8 Socioeconomic Institute University of Zürich Estimation strategy Random-effects Probit specification Model 1: Serves to check for the relevance of attributes Model 2: Designed to capture age-specific effects simple model, only product attributes included controlling for all relevant socioeconomic variables (interaction terms)

9 Socioeconomic Institute University of Zürich Results Derive marginal willingness-to-pay (WTP) for Model 1 marginal WTP (in CHF) standard errors (bootstrapped) deductible copayment alt.med (more coverage) generics innovation

10 Socioeconomic Institute University of Zürich prem*a rich hhsize notreat poor a a sex prem*french prem*a2539 zvalue s.e. coefficient Table 1c: Random-effects Probit estimation results (selected interactions)

11 Socioeconomic Institute University of Zürich WTP for age groups (all interaction terms) - evaluated at the median individual of each subgroup marg. WTP 25-39marg. WTP 40-62marg. WTP 63+ deduct-0.06 (0.04) deduct-0.05 (0.02) deduct-0.03 (0.01) copay (16.00) copay (12.31) copay-8.24 (6.96) alt.med (+) (44.88) alt.med (+) (10.60) alt.med (+) 0.77 (6.38) generics (22.00) generics (9.57) generics-8.91 (6.90) innov (35.41) innov (11.57) innov (8.34)

12 Socioeconomic Institute University of Zürich Age-specific results Compensation demanded for a 20% copayment (status quo 10%) Compensation demanded for delayed access to innovations (3 yrs)

13 Socioeconomic Institute University of Zürich Conclusion (1) 3 Hypotheses with respect to age H1:increased asset variance demand for coverage increases with age H2:demand follows the value of life demand for coverage decreases with age H3:transition to retirement demand for coverage temporarily decreases with age H1 cannot be confirmed (contrary to popular belief) H2 and H3 tend to be confirmed for the median individual

14 Socioeconomic Institute University of Zürich Conclusion (2) Estimation results for socioeconomic groups indicate preference heterogeneity Uniform health insurance contracts cause a welfare loss Contracts with certain restrictions but lower premiums might be attractive also for the elderly, affording them a utility gain

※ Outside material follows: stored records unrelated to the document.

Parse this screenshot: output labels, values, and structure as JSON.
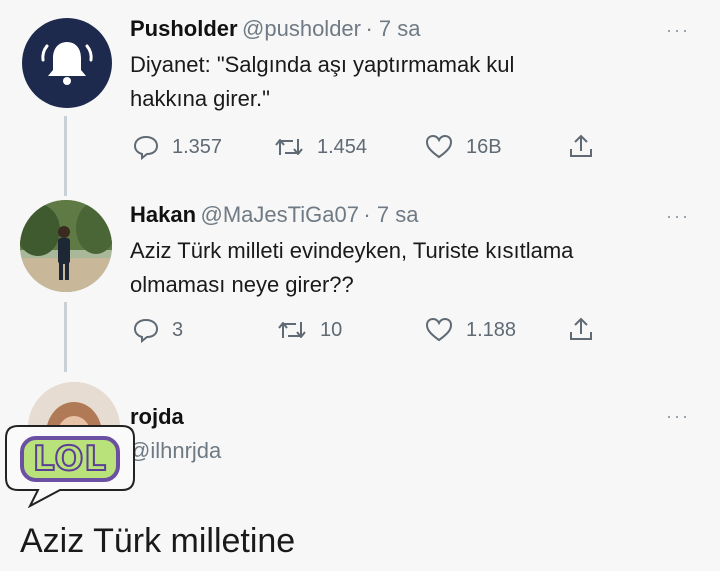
{
  "tweets": [
    {
      "name": "Pusholder",
      "handle": "@pusholder",
      "time": "· 7 sa",
      "text_line1": "Diyanet: \"Salgında aşı yaptırmamak kul",
      "text_line2": "hakkına girer.\"",
      "replies": "1.357",
      "retweets": "1.454",
      "likes": "16B",
      "more": "···"
    },
    {
      "name": "Hakan",
      "handle": "@MaJesTiGa07",
      "time": "· 7 sa",
      "text_line1": "Aziz Türk milleti evindeyken, Turiste kısıtlama",
      "text_line2": "olmaması neye girer??",
      "replies": "3",
      "retweets": "10",
      "likes": "1.188",
      "more": "···"
    },
    {
      "name": "rojda",
      "handle": "@ilhnrjda",
      "more": "···",
      "text": "Aziz Türk milletine"
    }
  ],
  "sticker": {
    "text": "LOL"
  },
  "colors": {
    "pusholder_avatar": "#1d2a4d",
    "lol_fill": "#b9e27a",
    "lol_outline": "#6b4fa3"
  },
  "icons": [
    "bell-icon",
    "reply-icon",
    "retweet-icon",
    "like-icon",
    "share-icon",
    "more-icon"
  ]
}
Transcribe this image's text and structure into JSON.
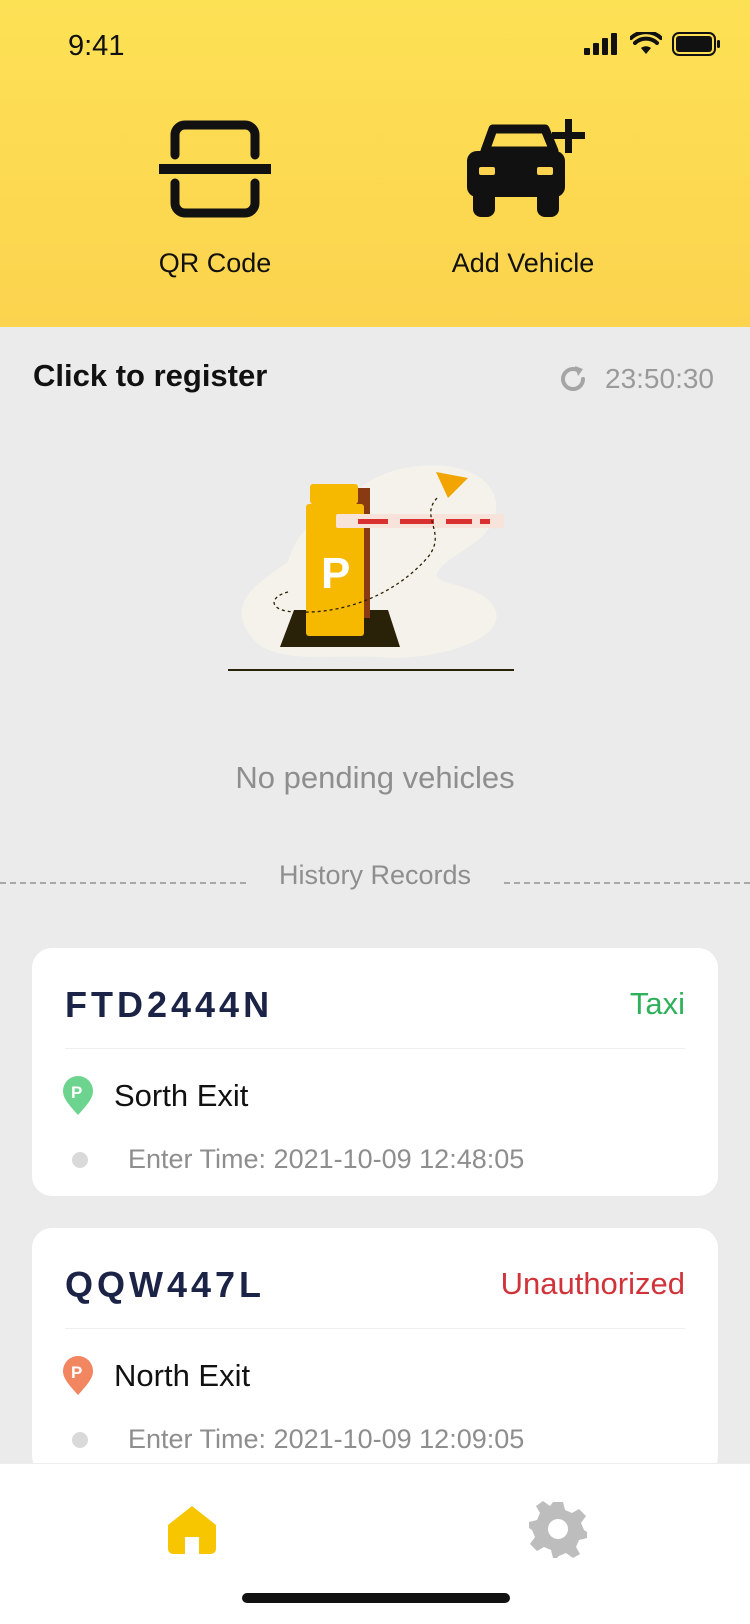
{
  "status_bar": {
    "time": "9:41"
  },
  "actions": {
    "qr": {
      "label": "QR Code",
      "icon": "qr-scan-icon"
    },
    "add_vehicle": {
      "label": "Add Vehicle",
      "icon": "car-add-icon"
    }
  },
  "register": {
    "title": "Click to register",
    "timer": "23:50:30",
    "empty_text": "No pending vehicles"
  },
  "history": {
    "label": "History Records",
    "records": [
      {
        "plate": "FTD2444N",
        "status": "Taxi",
        "status_color": "#2fb05a",
        "location": "Sorth Exit",
        "pin_color": "#6cd48f",
        "enter_time": "Enter Time: 2021-10-09 12:48:05"
      },
      {
        "plate": "QQW447L",
        "status": "Unauthorized",
        "status_color": "#d0343a",
        "location": "North Exit",
        "pin_color": "#f28660",
        "enter_time": "Enter Time: 2021-10-09 12:09:05"
      }
    ]
  },
  "tabbar": {
    "active_color": "#f7c600",
    "inactive_color": "#bdbdbd",
    "tabs": [
      {
        "icon": "home-icon",
        "active": true
      },
      {
        "icon": "gear-icon",
        "active": false
      }
    ]
  }
}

15 Socioeconomic Institute University of Zürich References (1) Arrow, K. (1971), Alternative approaches to the theory of choice in risk-taking situations, in: Arrow, K., Essays in the Theory of Risk-bearing, Amsterdam: North-Holland, Ben-Akiva, M. and S.R. Lerman (1985), Discrete Choice Analysis, Cambridge: The MIT Press. Felder, S. (1997), Costs of dying: alternatives to rationing, Health Policy, 39: Louvière, J.L., Hensher, D.A. and J.D. Swait (2000), Stated Choice Methods. Analysis and Applications, Cambridge: University Press. Luce, D. R. (1959), Individual Choice Behaviour, New York: Wiley and Sons. Manski, C. and S.R. Lerman(1977), The estimation of choice probabilities from choice based samples, Econometrica, 45(8):

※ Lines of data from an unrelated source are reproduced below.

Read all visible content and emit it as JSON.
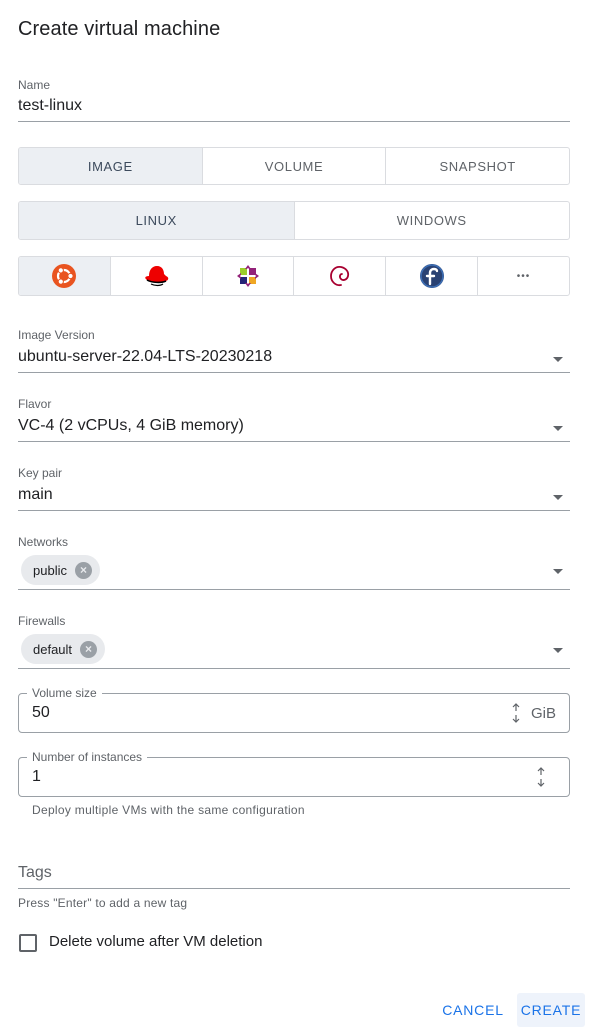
{
  "dialog": {
    "title": "Create virtual machine"
  },
  "name_field": {
    "label": "Name",
    "value": "test-linux"
  },
  "source_tabs": [
    {
      "label": "IMAGE",
      "active": true
    },
    {
      "label": "VOLUME",
      "active": false
    },
    {
      "label": "SNAPSHOT",
      "active": false
    }
  ],
  "os_tabs": [
    {
      "label": "LINUX",
      "active": true
    },
    {
      "label": "WINDOWS",
      "active": false
    }
  ],
  "distros": [
    {
      "icon": "ubuntu-icon",
      "active": true
    },
    {
      "icon": "redhat-icon",
      "active": false
    },
    {
      "icon": "centos-icon",
      "active": false
    },
    {
      "icon": "debian-icon",
      "active": false
    },
    {
      "icon": "fedora-icon",
      "active": false
    },
    {
      "icon": "more-icon",
      "active": false,
      "glyph": "•••"
    }
  ],
  "image_version": {
    "label": "Image Version",
    "value": "ubuntu-server-22.04-LTS-20230218"
  },
  "flavor": {
    "label": "Flavor",
    "value": "VC-4 (2 vCPUs, 4 GiB memory)"
  },
  "key_pair": {
    "label": "Key pair",
    "value": "main"
  },
  "networks": {
    "label": "Networks",
    "chips": [
      "public"
    ]
  },
  "firewalls": {
    "label": "Firewalls",
    "chips": [
      "default"
    ]
  },
  "volume_size": {
    "label": "Volume size",
    "value": "50",
    "unit": "GiB"
  },
  "instances": {
    "label": "Number of instances",
    "value": "1",
    "helper": "Deploy multiple VMs with the same configuration"
  },
  "tags": {
    "placeholder": "Tags",
    "helper": "Press \"Enter\" to add a new tag"
  },
  "delete_volume": {
    "label": "Delete volume after VM deletion",
    "checked": false
  },
  "actions": {
    "cancel": "CANCEL",
    "create": "CREATE"
  },
  "colors": {
    "accent": "#1a73e8",
    "active_tab_bg": "#eceff3",
    "ubuntu": "#e95420",
    "redhat": "#ee0000",
    "debian": "#a80030",
    "fedora": "#294172"
  }
}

16 Socioeconomic Institute University of Zürich References (2) McFadden (2000), Economic Choices, AER, 91(3): Ryan, M. and K. Gerard (2003), Using discrete choice experiments to value health care programmes: current practice and future reflections, Applied Health Economics and Health Policy, 2(1): Samuelson, W. and R.J. Zeckhauser (1988), Status quo bias in decision making, Journal of Risk and Uncertainty, 1: Shepard, D.S. and R.J. Zeckhauser (1984), Survival and consumption, Management Science, 30(4): Telser H. et al. (2004), Was leistet unser Gesundheitswesen?, Schlussbericht, Bern.


Download ppt "Age and Choice in Health Insurance: Evidence from Switzerland Peter Zweifel Dept. of Economics, University of Zurich SAAN ACT."

Similar presentations


Ads by Google